§ **Task directions**: Give back the full set of entries that follows, exactly as written.

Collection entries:
BEGIN

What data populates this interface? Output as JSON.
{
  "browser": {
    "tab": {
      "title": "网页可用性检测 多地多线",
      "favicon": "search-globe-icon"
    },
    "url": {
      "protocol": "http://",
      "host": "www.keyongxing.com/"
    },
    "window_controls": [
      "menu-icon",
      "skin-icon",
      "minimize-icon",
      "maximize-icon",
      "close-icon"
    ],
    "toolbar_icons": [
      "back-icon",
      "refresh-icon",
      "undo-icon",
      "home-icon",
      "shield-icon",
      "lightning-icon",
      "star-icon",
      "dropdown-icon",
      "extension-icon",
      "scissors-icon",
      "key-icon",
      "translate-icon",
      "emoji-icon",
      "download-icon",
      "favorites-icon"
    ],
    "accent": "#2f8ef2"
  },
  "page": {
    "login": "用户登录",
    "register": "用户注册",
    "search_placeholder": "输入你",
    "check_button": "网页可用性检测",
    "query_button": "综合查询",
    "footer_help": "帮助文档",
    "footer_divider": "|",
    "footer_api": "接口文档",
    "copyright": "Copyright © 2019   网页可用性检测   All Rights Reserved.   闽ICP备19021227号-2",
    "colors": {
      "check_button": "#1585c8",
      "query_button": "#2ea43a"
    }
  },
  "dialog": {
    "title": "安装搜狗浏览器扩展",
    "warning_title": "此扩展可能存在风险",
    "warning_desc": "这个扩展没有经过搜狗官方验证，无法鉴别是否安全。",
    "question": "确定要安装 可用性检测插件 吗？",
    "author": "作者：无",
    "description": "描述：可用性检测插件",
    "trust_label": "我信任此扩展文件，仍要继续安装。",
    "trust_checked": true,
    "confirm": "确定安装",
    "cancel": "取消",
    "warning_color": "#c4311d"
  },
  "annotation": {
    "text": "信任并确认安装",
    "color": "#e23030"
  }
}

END

§ **Result below**:
What data populates this interface? Output as JSON.
{
  "browser": {
    "tab": {
      "title": "网页可用性检测 多地多线",
      "favicon": "search-globe-icon"
    },
    "url": {
      "protocol": "http://",
      "host": "www.keyongxing.com/"
    },
    "window_controls": [
      "menu-icon",
      "skin-icon",
      "minimize-icon",
      "maximize-icon",
      "close-icon"
    ],
    "toolbar_icons": [
      "back-icon",
      "refresh-icon",
      "undo-icon",
      "home-icon",
      "shield-icon",
      "lightning-icon",
      "star-icon",
      "dropdown-icon",
      "extension-icon",
      "scissors-icon",
      "key-icon",
      "translate-icon",
      "emoji-icon",
      "download-icon",
      "favorites-icon"
    ],
    "accent": "#2f8ef2"
  },
  "page": {
    "login": "用户登录",
    "register": "用户注册",
    "search_placeholder": "输入你",
    "check_button": "网页可用性检测",
    "query_button": "综合查询",
    "footer_help": "帮助文档",
    "footer_divider": "|",
    "footer_api": "接口文档",
    "copyright": "Copyright © 2019   网页可用性检测   All Rights Reserved.   闽ICP备19021227号-2",
    "colors": {
      "check_button": "#1585c8",
      "query_button": "#2ea43a"
    }
  },
  "dialog": {
    "title": "安装搜狗浏览器扩展",
    "warning_title": "此扩展可能存在风险",
    "warning_desc": "这个扩展没有经过搜狗官方验证，无法鉴别是否安全。",
    "question": "确定要安装 可用性检测插件 吗？",
    "author": "作者：无",
    "description": "描述：可用性检测插件",
    "trust_label": "我信任此扩展文件，仍要继续安装。",
    "trust_checked": true,
    "confirm": "确定安装",
    "cancel": "取消",
    "warning_color": "#c4311d"
  },
  "annotation": {
    "text": "信任并确认安装",
    "color": "#e23030"
  }
}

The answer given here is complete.